ORLANDO, Fla. — Among the educational sessions held Tuesday at the Marine Dealer Conference & Expo was a panel discussion featuring the four finalists for the fifth annual Best Ideas program.
A representative from each dealership explained its idea and its successful implementation to a full house of conferees, who voted to determine the winner. The winner will be announced today at the MDCE luncheon and will take home an iPad for a prize.
Tonia Blenkarn, co-owner of Desmasdons Boatworks in Ontario, Canada, discussed how the dealership invested in the 18-month development of an app that resulted in streamlined integration of services and communication among the dealership’s departments and customers.
"We asked our customers, staff and managers a lot of questions," Blenkarn said of the development process. "What we found was most problems came down to a breakdown of communication."

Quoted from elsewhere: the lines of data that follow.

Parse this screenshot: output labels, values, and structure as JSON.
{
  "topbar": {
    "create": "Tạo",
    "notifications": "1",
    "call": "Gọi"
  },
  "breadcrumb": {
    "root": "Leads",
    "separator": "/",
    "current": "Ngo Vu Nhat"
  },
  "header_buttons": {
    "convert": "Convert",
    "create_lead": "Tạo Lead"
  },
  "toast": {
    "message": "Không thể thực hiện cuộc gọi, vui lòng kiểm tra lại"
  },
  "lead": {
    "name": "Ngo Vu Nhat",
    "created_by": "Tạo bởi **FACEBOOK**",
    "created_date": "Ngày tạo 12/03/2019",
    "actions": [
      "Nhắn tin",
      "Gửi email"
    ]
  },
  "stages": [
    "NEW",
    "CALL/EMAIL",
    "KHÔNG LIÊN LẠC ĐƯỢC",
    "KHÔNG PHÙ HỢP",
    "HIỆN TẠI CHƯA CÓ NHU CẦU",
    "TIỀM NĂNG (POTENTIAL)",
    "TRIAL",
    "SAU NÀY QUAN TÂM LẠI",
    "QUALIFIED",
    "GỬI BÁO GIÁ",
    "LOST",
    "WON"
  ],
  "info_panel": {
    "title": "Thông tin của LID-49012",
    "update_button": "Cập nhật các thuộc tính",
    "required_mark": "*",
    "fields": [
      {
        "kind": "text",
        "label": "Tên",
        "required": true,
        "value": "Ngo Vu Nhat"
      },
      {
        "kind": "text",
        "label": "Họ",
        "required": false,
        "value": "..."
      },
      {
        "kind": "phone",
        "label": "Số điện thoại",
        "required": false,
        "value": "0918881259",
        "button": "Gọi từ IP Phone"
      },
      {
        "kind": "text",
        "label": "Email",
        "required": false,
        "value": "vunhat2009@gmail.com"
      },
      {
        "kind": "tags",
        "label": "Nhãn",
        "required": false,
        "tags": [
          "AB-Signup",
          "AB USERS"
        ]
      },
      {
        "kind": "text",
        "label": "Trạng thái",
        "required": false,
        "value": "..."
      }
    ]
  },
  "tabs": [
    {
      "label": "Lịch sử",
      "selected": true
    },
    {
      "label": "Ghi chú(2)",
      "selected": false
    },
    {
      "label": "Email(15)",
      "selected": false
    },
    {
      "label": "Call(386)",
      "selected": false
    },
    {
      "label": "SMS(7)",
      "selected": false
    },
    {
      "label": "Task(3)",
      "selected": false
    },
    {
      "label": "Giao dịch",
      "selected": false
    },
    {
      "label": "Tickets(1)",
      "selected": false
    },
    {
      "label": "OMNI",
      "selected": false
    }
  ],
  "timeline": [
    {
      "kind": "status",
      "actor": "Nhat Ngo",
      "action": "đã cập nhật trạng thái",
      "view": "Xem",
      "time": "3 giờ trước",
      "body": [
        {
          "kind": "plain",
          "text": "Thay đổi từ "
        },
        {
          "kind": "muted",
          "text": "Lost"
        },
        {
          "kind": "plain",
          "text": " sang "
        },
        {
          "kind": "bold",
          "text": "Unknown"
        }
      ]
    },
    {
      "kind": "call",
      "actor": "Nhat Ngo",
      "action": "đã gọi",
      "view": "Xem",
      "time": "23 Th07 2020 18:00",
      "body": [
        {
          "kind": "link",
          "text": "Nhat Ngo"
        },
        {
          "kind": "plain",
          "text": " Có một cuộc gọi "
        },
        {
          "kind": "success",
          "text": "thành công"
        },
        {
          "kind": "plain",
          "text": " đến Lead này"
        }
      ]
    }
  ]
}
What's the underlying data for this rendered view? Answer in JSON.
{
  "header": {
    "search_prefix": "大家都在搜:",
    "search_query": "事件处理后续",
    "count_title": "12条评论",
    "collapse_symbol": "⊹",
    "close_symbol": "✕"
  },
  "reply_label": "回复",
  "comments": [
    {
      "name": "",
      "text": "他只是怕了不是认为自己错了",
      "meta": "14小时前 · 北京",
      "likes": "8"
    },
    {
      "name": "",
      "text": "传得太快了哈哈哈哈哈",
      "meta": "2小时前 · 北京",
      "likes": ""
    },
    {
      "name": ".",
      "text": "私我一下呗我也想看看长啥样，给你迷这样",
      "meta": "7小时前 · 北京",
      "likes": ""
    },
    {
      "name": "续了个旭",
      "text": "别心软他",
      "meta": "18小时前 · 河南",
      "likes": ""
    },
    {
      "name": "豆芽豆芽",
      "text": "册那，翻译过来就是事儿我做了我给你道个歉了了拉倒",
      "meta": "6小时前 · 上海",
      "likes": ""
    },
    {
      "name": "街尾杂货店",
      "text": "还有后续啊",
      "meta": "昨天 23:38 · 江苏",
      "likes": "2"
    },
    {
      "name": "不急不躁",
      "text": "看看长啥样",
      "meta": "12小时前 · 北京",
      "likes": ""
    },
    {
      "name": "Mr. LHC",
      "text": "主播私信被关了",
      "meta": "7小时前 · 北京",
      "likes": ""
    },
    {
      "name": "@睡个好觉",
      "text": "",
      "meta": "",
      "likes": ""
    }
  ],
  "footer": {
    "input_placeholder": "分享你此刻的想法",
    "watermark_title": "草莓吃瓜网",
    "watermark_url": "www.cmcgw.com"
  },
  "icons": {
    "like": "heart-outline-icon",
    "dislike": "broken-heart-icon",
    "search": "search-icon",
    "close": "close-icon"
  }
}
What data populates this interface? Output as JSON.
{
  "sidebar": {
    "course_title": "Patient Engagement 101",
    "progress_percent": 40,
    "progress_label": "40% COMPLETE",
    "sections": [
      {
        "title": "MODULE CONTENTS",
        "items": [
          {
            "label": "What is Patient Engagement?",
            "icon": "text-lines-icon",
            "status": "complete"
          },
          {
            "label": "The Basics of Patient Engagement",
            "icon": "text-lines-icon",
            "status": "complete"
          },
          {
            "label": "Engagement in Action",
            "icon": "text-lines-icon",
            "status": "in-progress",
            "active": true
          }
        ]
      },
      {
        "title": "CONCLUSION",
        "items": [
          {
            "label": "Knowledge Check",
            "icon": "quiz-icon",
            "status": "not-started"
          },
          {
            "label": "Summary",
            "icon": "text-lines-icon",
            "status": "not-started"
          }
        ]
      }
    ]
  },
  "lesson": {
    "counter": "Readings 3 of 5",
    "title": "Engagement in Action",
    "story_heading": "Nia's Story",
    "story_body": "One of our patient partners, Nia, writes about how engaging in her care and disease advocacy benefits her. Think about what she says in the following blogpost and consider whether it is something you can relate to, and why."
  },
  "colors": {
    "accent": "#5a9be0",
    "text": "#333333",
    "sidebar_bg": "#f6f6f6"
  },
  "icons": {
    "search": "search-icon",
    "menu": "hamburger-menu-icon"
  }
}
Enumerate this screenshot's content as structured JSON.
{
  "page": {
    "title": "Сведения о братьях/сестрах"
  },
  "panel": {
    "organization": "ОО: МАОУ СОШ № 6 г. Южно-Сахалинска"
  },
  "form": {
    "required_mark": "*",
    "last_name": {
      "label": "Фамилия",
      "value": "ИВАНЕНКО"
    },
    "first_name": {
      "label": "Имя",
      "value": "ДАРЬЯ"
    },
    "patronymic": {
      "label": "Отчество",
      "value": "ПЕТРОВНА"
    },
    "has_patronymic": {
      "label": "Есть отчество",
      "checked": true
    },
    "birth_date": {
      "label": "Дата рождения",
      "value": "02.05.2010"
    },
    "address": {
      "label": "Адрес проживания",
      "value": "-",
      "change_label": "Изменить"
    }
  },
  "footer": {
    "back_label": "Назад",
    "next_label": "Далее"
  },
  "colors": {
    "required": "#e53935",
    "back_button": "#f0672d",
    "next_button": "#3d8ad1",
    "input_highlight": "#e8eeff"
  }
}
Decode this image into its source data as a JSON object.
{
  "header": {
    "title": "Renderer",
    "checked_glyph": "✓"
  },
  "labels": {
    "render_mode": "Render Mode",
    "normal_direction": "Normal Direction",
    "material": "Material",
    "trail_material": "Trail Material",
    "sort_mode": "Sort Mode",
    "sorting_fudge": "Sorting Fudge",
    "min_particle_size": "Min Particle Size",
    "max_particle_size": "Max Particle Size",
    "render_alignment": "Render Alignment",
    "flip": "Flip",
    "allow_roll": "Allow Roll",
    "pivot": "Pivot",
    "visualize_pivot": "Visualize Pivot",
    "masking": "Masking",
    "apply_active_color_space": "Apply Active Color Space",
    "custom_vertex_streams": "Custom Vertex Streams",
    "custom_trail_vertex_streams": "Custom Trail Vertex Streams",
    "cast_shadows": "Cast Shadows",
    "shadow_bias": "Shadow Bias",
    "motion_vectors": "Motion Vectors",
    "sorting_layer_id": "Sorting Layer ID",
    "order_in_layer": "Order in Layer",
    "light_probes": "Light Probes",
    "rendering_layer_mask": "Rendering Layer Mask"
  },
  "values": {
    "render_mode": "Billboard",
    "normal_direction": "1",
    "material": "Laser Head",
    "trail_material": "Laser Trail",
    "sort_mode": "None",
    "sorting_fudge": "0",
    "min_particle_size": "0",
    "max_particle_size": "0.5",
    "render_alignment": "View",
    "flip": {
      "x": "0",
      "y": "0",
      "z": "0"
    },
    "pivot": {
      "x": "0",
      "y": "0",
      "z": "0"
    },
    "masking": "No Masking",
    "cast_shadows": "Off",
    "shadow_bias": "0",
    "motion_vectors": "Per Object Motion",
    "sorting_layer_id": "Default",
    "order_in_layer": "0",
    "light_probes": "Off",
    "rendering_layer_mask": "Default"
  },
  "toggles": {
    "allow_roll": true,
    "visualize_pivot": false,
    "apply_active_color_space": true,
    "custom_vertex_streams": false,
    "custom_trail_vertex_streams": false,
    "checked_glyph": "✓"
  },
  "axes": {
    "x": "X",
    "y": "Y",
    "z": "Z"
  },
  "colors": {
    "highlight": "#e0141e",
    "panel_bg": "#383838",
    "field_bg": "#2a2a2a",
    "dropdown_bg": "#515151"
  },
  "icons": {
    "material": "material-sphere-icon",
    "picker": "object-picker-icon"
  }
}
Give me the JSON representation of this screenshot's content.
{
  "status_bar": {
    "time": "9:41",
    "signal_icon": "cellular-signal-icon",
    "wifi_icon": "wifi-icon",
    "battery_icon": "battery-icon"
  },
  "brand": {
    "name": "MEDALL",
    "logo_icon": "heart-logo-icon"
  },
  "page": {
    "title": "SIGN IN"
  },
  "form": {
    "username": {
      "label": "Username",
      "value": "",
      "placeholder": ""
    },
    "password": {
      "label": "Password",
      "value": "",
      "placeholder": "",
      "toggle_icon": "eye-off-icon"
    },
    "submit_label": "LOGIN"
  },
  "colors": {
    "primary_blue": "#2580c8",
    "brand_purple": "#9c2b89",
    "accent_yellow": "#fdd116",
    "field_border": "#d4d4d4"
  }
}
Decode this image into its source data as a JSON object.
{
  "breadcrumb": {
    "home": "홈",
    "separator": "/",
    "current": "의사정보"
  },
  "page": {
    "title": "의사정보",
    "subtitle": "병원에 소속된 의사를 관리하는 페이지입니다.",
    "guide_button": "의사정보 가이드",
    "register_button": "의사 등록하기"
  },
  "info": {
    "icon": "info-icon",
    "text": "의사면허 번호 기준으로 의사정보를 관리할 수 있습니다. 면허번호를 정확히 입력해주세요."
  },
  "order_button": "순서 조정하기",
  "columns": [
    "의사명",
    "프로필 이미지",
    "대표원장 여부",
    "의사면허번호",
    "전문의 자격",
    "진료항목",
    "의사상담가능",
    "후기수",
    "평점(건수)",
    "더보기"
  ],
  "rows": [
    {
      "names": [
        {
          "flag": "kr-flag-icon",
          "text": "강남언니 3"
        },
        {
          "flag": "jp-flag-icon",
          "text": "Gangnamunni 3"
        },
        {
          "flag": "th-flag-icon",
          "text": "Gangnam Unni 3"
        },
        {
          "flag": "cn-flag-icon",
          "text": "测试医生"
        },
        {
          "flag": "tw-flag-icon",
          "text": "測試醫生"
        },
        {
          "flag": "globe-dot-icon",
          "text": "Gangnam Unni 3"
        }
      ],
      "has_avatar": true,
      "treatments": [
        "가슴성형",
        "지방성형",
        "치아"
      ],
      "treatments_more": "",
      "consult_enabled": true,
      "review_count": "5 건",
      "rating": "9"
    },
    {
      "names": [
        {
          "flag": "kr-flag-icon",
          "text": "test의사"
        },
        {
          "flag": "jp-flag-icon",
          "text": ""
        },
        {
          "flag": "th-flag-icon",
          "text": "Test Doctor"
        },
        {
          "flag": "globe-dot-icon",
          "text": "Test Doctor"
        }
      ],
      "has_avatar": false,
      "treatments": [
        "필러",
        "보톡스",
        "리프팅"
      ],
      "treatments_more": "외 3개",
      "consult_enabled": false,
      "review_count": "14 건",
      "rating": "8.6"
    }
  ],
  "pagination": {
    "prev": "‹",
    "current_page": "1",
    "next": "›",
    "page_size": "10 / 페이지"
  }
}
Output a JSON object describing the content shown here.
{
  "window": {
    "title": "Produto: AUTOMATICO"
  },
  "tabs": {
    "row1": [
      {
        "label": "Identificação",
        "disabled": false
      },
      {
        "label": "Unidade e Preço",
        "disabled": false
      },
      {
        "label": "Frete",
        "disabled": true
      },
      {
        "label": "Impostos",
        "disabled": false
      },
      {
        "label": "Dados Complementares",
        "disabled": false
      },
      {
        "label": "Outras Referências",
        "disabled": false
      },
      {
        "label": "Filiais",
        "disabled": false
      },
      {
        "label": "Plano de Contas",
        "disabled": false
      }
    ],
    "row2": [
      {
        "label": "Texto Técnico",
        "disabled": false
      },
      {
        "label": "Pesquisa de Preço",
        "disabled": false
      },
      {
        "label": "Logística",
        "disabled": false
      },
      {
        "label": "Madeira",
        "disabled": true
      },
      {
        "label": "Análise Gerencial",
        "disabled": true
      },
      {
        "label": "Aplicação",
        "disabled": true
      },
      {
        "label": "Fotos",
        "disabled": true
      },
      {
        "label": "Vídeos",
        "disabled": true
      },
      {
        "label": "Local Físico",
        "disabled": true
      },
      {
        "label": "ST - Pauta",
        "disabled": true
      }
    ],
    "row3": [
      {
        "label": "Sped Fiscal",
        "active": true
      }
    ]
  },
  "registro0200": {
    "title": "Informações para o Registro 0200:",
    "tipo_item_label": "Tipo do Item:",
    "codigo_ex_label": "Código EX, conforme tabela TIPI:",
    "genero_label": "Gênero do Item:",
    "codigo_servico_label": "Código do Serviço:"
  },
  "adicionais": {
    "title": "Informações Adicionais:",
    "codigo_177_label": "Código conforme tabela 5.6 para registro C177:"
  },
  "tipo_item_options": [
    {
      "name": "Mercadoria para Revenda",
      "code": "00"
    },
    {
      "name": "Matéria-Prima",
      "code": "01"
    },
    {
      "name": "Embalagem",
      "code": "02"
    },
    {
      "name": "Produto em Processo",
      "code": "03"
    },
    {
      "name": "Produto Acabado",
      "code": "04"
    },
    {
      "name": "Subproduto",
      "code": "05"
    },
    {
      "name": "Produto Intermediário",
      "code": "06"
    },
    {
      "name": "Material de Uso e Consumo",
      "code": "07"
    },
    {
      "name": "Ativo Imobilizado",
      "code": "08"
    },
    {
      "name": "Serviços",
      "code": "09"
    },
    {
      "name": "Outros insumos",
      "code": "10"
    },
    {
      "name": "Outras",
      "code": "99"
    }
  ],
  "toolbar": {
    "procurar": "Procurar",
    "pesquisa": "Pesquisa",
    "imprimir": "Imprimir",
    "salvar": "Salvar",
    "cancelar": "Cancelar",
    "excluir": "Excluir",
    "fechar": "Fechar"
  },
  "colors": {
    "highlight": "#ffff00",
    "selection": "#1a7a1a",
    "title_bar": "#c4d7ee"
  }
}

The app, named DBW Hub after the Georgian Bay dealership, allows all parties to check on the status of a repair or other service at any point in the process.
Kay Woldman, marketing director at Lake Union Sea Ray in Seattle, discussed the dealership’s implementation this summer of a Feature Boat of the Week program that made free, no-obligation test drives available to anyone who signed up.
It was powered by social media at a low cost and the dealership counted two sales this summer and numerous leads that came directly from the program. Launched in April, it cost the dealership about $10 to $15 a week, including fuel for the sea trials.
A dedicated subpage at the Lake Union website offered the time, place and test boat and solicited customer engagement.
"Our purpose was to engage a younger audience and get them to participate," Woldman said. "We wanted to blend social media with an actual experience."
Jani Gyllenberg, marketing director at Marine Connection in West Palm Beach, Fla., discussed how, frustrated by the cost of paper printing, his dealership invested in digital signs to present a multimedia sign for each boat it displayed at boat shows.
The LCD panel signs, connected to custom servers, allow a constantly changing sign that provides more information and a dynamic video of each boat in an appealing format. Changes to what is displayed on the sign can be made quickly in house, Gyllenberg said.
At $750 to $1,000 a sign, estimates are that each sign pays for itself after three of the seven or eight boat shows where the dealership exhibits each year, he said.
Trevor Campbell, director of operations at Seattle Boat, discussed an entirely different problem-solving scenario. His dealership made national headlines when a July 4 fireworks display caused a fire that burned 14 boats and damaged five others on one of its dry racks. Total damage was $1.5 million.
What distinguished the disaster was the emergency operations plan Seattle Boat had in place. It served the dealership and its customers well. Within hours after the blaze, customers were notified, as was the dealership's insurer, and a proactive media communications plan was in motion.
"The situation escalated so fast, the sooner we could connect with our customers, the better the outcome," Campbell said.
After the fire, the dealership credited the storage accounts for all customers affected and offered free enrollment in its boat rental program "to get them right back on the water," he said.
— Rich Armstrong